I was recently asked why many of the photographs in the recent posts were shot at 400 or 800 ISO. Do they hold up well at that ISO or was I shooting them for web resolution in mind? To answer this question appropriately involves addressing a few issues. First of all, I want to make clear that the following comments pertain to the Canon 1Ds Mark III camera. This is important to note, since cameras vary in their sensor type, capabilities and signal to noise ration. And second, my criterion in shooting 99% of my subjects seeks for end quality sufficient for a two page spread in a magazine.
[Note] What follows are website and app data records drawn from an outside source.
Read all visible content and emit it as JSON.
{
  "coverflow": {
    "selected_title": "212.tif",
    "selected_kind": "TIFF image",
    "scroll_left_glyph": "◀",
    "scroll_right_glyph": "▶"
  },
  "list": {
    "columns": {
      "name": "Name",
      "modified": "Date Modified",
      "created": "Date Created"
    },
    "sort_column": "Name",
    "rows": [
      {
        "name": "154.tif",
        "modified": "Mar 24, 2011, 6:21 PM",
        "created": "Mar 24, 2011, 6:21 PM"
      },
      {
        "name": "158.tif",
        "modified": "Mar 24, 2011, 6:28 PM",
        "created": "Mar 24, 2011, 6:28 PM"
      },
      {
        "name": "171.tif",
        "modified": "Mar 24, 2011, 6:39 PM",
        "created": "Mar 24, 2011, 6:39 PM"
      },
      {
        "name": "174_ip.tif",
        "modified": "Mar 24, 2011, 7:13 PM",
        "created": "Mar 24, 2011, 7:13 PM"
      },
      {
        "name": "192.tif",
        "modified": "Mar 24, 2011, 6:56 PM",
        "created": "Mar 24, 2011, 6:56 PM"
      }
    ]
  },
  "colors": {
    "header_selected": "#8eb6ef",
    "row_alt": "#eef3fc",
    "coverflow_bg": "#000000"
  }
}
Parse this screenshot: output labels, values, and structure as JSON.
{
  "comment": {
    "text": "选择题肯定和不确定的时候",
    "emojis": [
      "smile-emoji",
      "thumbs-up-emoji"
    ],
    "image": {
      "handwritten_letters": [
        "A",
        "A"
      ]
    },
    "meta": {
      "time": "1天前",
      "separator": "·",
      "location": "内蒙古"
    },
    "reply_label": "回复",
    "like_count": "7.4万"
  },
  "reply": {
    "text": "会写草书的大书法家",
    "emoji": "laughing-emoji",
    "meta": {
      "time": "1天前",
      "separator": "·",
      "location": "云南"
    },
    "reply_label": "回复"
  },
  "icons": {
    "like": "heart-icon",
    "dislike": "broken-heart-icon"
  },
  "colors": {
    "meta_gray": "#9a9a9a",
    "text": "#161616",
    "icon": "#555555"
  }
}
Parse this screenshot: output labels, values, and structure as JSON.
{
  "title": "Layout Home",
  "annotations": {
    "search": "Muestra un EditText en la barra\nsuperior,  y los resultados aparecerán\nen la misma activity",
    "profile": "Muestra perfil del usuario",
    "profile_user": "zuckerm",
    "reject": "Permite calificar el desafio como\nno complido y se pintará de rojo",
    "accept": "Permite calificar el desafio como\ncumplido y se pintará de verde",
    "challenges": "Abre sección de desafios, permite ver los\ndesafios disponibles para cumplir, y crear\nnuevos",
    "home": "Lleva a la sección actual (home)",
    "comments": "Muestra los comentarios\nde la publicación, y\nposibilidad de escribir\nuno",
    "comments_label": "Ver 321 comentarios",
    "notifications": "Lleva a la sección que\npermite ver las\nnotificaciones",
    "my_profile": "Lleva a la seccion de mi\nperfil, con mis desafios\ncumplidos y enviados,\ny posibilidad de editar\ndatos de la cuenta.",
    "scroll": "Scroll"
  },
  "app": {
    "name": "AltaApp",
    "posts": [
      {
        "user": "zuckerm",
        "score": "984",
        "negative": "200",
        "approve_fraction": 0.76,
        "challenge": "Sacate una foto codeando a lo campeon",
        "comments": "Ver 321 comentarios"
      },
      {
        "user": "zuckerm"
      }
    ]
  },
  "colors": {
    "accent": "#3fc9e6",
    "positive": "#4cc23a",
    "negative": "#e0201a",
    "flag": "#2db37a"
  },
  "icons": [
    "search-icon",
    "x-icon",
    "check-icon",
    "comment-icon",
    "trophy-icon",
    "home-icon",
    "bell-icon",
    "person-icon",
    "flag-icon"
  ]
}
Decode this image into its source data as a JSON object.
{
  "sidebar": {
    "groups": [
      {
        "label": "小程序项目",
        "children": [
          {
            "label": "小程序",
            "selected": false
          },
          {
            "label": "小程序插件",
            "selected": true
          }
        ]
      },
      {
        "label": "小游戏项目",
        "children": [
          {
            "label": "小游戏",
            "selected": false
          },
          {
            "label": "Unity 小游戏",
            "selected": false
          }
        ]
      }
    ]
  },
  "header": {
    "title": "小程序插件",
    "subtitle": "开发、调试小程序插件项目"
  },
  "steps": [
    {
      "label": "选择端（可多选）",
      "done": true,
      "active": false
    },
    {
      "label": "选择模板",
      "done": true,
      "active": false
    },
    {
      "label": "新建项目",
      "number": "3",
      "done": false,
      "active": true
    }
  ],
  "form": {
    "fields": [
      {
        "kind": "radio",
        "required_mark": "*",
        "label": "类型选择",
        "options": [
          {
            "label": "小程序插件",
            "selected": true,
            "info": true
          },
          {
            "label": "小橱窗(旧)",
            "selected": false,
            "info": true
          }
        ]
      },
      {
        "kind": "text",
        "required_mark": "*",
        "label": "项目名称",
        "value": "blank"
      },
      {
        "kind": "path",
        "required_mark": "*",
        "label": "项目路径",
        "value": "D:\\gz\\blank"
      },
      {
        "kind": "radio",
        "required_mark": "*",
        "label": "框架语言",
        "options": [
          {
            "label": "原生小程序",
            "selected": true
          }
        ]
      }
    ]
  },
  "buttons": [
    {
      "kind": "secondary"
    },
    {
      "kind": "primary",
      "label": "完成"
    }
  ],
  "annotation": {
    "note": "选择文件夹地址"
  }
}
Many out their in the blogosphere have done tests with ISO settings, and I don’t plan to redo that here. I’ll show you images I’ve taken and how they have been reproduced in the marketplace – which is the real test. It took me a long time to feel comfortable shooting at 400, let alone 800 or 1000 ISO. The days of film had so ingrained an apprehensiveness about quality at those values, that I defaulted to the lowest possible ISO. Now however, if the technique is correct one can shoot at ISO 800 and expect sufficient quality for reproduction in four color press and fine art prints. I’m not intimating that there is no difference between 100 and 800 ISO, but the key is to select the ISO that is optimal for your subject and conditions.
When shooting landscapes with a tripod, I can generally default to ISO 100. If I’m hand holding the camera or shooting with long lenses, I start stepping up the ISO to give me the shutter speed and/or f/stop that is appropriate to the conditions.
For example, here is a photo of bull moose that I shot at 400 ISO with a shutter speed of 1/160 sec.
slightly soft due to a slow shutter speed. ISO 800 would have been better in this case, giving a shutter speed of 1/320 instead of 1/160.
Unfortunately, due to the bull’s quick movement it is slightly blurry. This is a classic example of how I should have been at ISO 800, at 1/320 sec instead, as it would have rendered a sharp image. In the end, a sharp image wins, and, if the quality is sufficient at 800 ISO why not use it! It is true that there is a little more noise at 800, but not much, and the trade off is obvious.
But, there are some important things to consider when shooting with high ISO.
- Your exposure needs to be accurate. Post production exposure adjustment is more limited at high ISO speeds. If you are one stop underexposed and plan to boost it in your post production process, it is akin to shooting at twice the ISO. So, your 800 ISO suddenly looks like 1600 ISO. I have found that from a quality perspective, it is better to adjust your ISO in the field instead of planning to boost the exposure after the image was taken.
- I also use an exposure style called “Exposing to the Right” which seeks to optimize the signal to noise ratio of a file by shifting more of the levels to the brighter side of the histogram, then pulling them back in post production. In a way this is sort of like reducing your ISO. There is an article on this at Luminous Landscape, I recommend reading it.
Through my testing, I’ve concluded that an image shot with good glass at 800 ISO, exposed correctly, can be printed at 24 x 36 inches and look beautiful. In addition to the high ISO capable camera’s these days, there are programs that can help reduce noise as well, and we use Noise Ninja when necessary.
Below are some samples of images that would print 24 x 36 with adequate sharpness. I realize that such a comment is hard to see realized on the small images posted here, you will have to trust me. Note the ISO